Researchers in Italy and the UK have developed a new system for turning human embryonic stem cells or induced pluripotent stem (iPS) cells into a type of brain cell affected by Huntington’s disease. By studying how the brain cells develop in nature, the researchers learned how to guide the stem cells to produce just these brain cells in a dish. We caught key members of the research team on camera explaining their new results.
Huntington’s disease is an inherited, degenerative brain disorder for which there is currently no treatment. A fault in a particular gene causes certain nerve cells in the brain to be damaged and patients experience gradually worsening physical, mental and emotional changes.
Elena Cattaneo describes the research project
Among the first cells to be damaged in Huntington’s disease are ‘medium-sized spiny neurons’, nerve cells found in a part of the brain called the striatum. In research published in the scientific journal Development on 18th December 2012, a collaborative team from Milan, Cardiff, Cambridge and Pavia describe their new method for growing these nerve cells in the lab from human embryonic stem cells or iPS cells.
Roger Barker explains how the team learnt from human brain development
Embryonic stem cells and iPS cells are both pluripotent – they can make all the different types of cells found in the body. So the researchers needed to learn how to control these stem cells to produce one particular type of nerve cell. To do this, they took a lesson from nature: they studied how the nerve cells develop during normal development of the human brain. They then worked out how to guide stem cells in the laboratory dish through this complex series of developmental steps to produce the very specialised medium-sized spiny neurons (MSNs) that are affected in Huntington’s disease.
Stephen Dunnett describes the contribution made by researchers in Cardiff
The researchers also transplanted their lab-grown MSNs into rats with brain damage similar to that caused by Huntington’s disease. The cells survived and appeared to differentiate into more specialized neurons in the brain of the animal.
The team compared the MSNs they could produce in the lab to those found in human tissue. They found that their lab-grown cells display many of the key characteristics of the naturally occurring cells. This is the first time that cells with such medium-sized spiny neurons characteristics have been produced from human pluripotent stem cells using a fully defined set of steps to take the cells through the development process, and resulting in neurons that have the characteristics of authentic MSNs from the human brain.
Alessia Delli Carri, co-lead author of the research paper with Marco Onorati, describes her experience of working on this research
Mariah Lelos tells us how collaboration helped drive this research
Roger Barker updates us on research on cell transplantation for Huntington's

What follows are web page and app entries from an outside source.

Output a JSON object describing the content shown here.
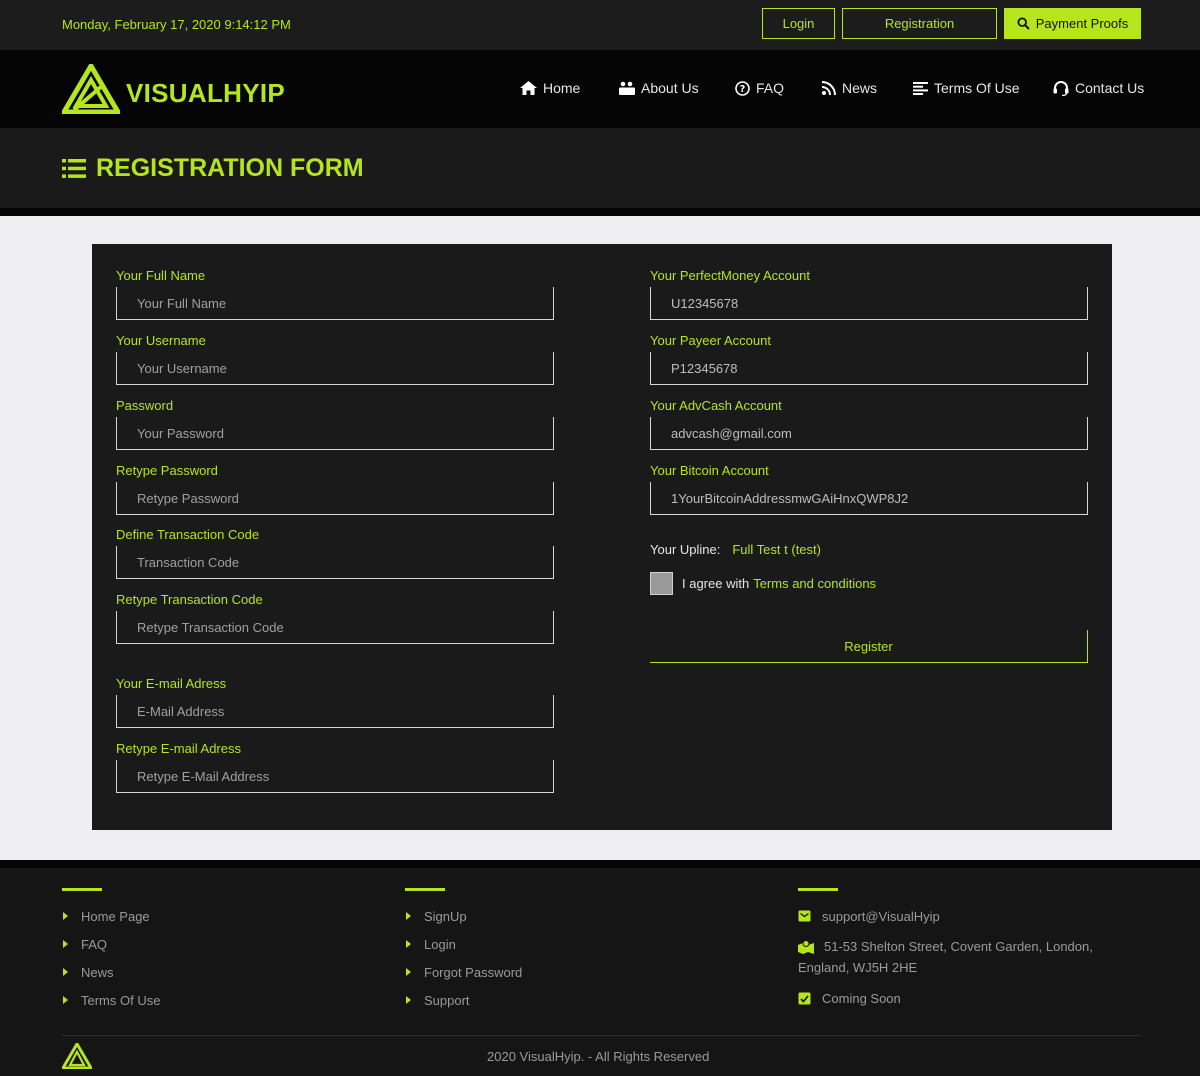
{
  "topbar": {
    "datetime": "Monday, February 17, 2020 9:14:12 PM",
    "login_label": "Login",
    "registration_label": "Registration",
    "payment_proofs_label": "Payment Proofs"
  },
  "brand": {
    "name": "VISUALHYIP",
    "accent_color": "#b5e61d"
  },
  "nav": {
    "home": "Home",
    "about": "About Us",
    "faq": "FAQ",
    "news": "News",
    "terms": "Terms Of Use",
    "contact": "Contact Us"
  },
  "page_title": "REGISTRATION FORM",
  "form": {
    "full_name": {
      "label": "Your Full Name",
      "placeholder": "Your Full Name"
    },
    "username": {
      "label": "Your Username",
      "placeholder": "Your Username"
    },
    "password": {
      "label": "Password",
      "placeholder": "Your Password"
    },
    "retype_password": {
      "label": "Retype Password",
      "placeholder": "Retype Password"
    },
    "transaction_code": {
      "label": "Define Transaction Code",
      "placeholder": "Transaction Code"
    },
    "retype_transaction_code": {
      "label": "Retype Transaction Code",
      "placeholder": "Retype Transaction Code"
    },
    "email": {
      "label": "Your E-mail Adress",
      "placeholder": "E-Mail Address"
    },
    "retype_email": {
      "label": "Retype E-mail Adress",
      "placeholder": "Retype E-Mail Address"
    },
    "perfectmoney": {
      "label": "Your PerfectMoney Account",
      "value": "U12345678"
    },
    "payeer": {
      "label": "Your Payeer Account",
      "value": "P12345678"
    },
    "advcash": {
      "label": "Your AdvCash Account",
      "value": "advcash@gmail.com"
    },
    "bitcoin": {
      "label": "Your Bitcoin Account",
      "value": "1YourBitcoinAddressmwGAiHnxQWP8J2"
    },
    "upline_label": "Your Upline:",
    "upline_value": "Full Test t (test)",
    "agree_text": "I agree with",
    "terms_link": "Terms and conditions",
    "register_label": "Register"
  },
  "footer": {
    "col1": [
      "Home Page",
      "FAQ",
      "News",
      "Terms Of Use"
    ],
    "col2": [
      "SignUp",
      "Login",
      "Forgot Password",
      "Support"
    ],
    "email": "support@VisualHyip",
    "address": "51-53 Shelton Street, Covent Garden, London, England, WJ5H 2HE",
    "coming_soon": "Coming Soon",
    "copyright": "2020 VisualHyip. - All Rights Reserved"
  }
}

Whilst this is a promising first indication that the cells may be useful in future treatments, the research team emphasised that much more work is needed to understand whether the transplanted MSNs will really function in the brain, whether this could lead to improvement in disease symptoms, and if so, how this might be applied to human patients. In the shorter term, the scientists believe their method provides a unique tool for studying the development of MSNs and gaining a better understanding of what goes wrong in Huntington’s disease. The lab-grown MSNs may also provide a valuable platform for testing or developing new drugs.
Marco Onorati, co-lead author of the research paper with Alessia Delli Carri, said about his experience as a young scientist working on this collaborative project:
"My work on this research was carried out as part of the EU-funded project NeuroStemcell. The possibility to be part of a research consortium such as NeuroStemcell offers a lot of opportunities. Of course, the greatest part of the work behind this recently published research paper was conducted by Alessia and me every day in the lab, through interactions, discussions and complicated experiments. But this is not the whole story. In fact, we have been very lucky to participate in Neurostemcell because the consortium created the foundation for interaction with other groups with strong expertise in other scientific fields. I had the special opportunity to collaborate and discuss with people I had never known before. Thanks to the collaboration of other researchers you can obtain outcomes much more significant than the ones you expected. Moreover, there is also another nice aspect to be considered: the incredible empathy among people (so far apart in different countries) who “suffer” when the experiments produce negative results, hope together for the decisive experiment and enjoy the feeling when your idea is definitely accepted by the scientific community."
Find out more
- Development research paper: Developmentally coordinated extrinsic signals drive human pluripotent stem cell differentiation toward authentic DARPP-32+ medium-sized spiny neurons, Delli Carri et al, Development 140, 0000-0000 (2013) doi:10.1242/dev.084608
- News correspondent Charles Sabine gives a Huntington’s patient’s perspective on stem cell research
- Huntington’s disease association (UK)
- Associazione Italiana Corea di Huntigton MIlano Onlus
- Associazione Italiana Corea di Huntigton Roma Onlus
- EU funding adds value to Europe's stem cell community, a commentary by Elena Cattaneo
- An interview with Roger Barker about this work and international collaboration on The Node